COP 23 Event Highlight

For the last 15 years, Development and Climate Days has brought together delegates during the middle weekend on the sidelines of the Conference of Parties (COP), the UN’s climate change conference, to discuss key issues related to climate change and sustainable development.

This year, the NAP Global Network was a contributing partner to the event, and we co-organized a session with the Red Cross Red Crescent Climate Centre which focused on how local-to-national links can make national adaptation plan (NAP) processes more inclusive.

Though nationally driven, NAP processes are intended to be participatory and gender-sensitive while considering vulnerable groups, communities and ecosystems, in line with key principles identified under the United Nations Framework Convention on Climate Change (UNFCCC).


The Network secretariat’s Angie Dazé introduced the session by emphasizing how vertical integration—the creation of strategic and intentional links between national and sub-national adaptation processes—is critical to putting these principles into practice.

Aditya Bahadur from Action on Climate Today noted that strong policies have often lacked ownership by sub-national governments and stakeholders, and that consultation can make policies more rigorous and encourage this type of broader buy-in. Bahadur also noted that while vertical integration and extensive consultation are important, there are challenges: it is resource-intensive, it can unearth conflicts and competing priorities, and it means that the NAP process will take longer.

Maggie Ngwira from Malawi’s Civil Society Network on Climate Change (CISONECC) explained how her organization seeks to empower women as agents of change by advocating for greater involvement in decision making. She also stressed the need for capacity building on adaptation for civil society—not just government officials—to achieve more inclusive NAP processes, and mentioned as an example the training on monitoring and evaluation (M&E) of adaptation that CISONECC hosted. She also noted that “we should not keep our beautiful documents in our offices”—for transparency and improved accountability in adaptation action.

Asrat Yirgu Senato from Ethiopia’s Ministry of Environment, Forest and Climate Change (MEFCC) spoke on Ethiopia’s recent experience finalizing the country’s NAP document as part of their overarching Climate-Resilient Green Economy Strategy. Notably, the NAP document was informed by regional adaptation strategies, and the federal government is now undertaking regional consultations in order to prioritize adaptation actions in each region, demonstrating the iterative approach needed for effective NAP processes. Senato noted that understanding and systematically capturing gender differences in the NAP process is essential.

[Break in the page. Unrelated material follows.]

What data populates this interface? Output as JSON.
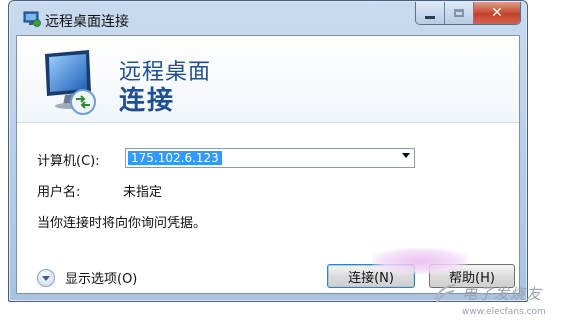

Participants delved into these issues in a participatory session, and Dazé provided closing remarks, noting that linking national and sub-national adaptation processes is critically important but also challenging, requiring finance and capacity strengthening.  NAP processes should work within existing governance systems and structures for vertical integration, recognizing that these systems may need to be strengthened for this to be effective.  Adaptation decision-making processes should value diverse voices, recognizing the need to empower vulnerable women and men as stakeholders and agents of change in efforts to build climate resilience. Civil society has a key role to play in bridging the gap between people and policy-makers.

Read more about Development and Climate Days 2017.

Read our publication Vertical Integration in NAP Processes: A guidance note for linking national and sub-national adaptation.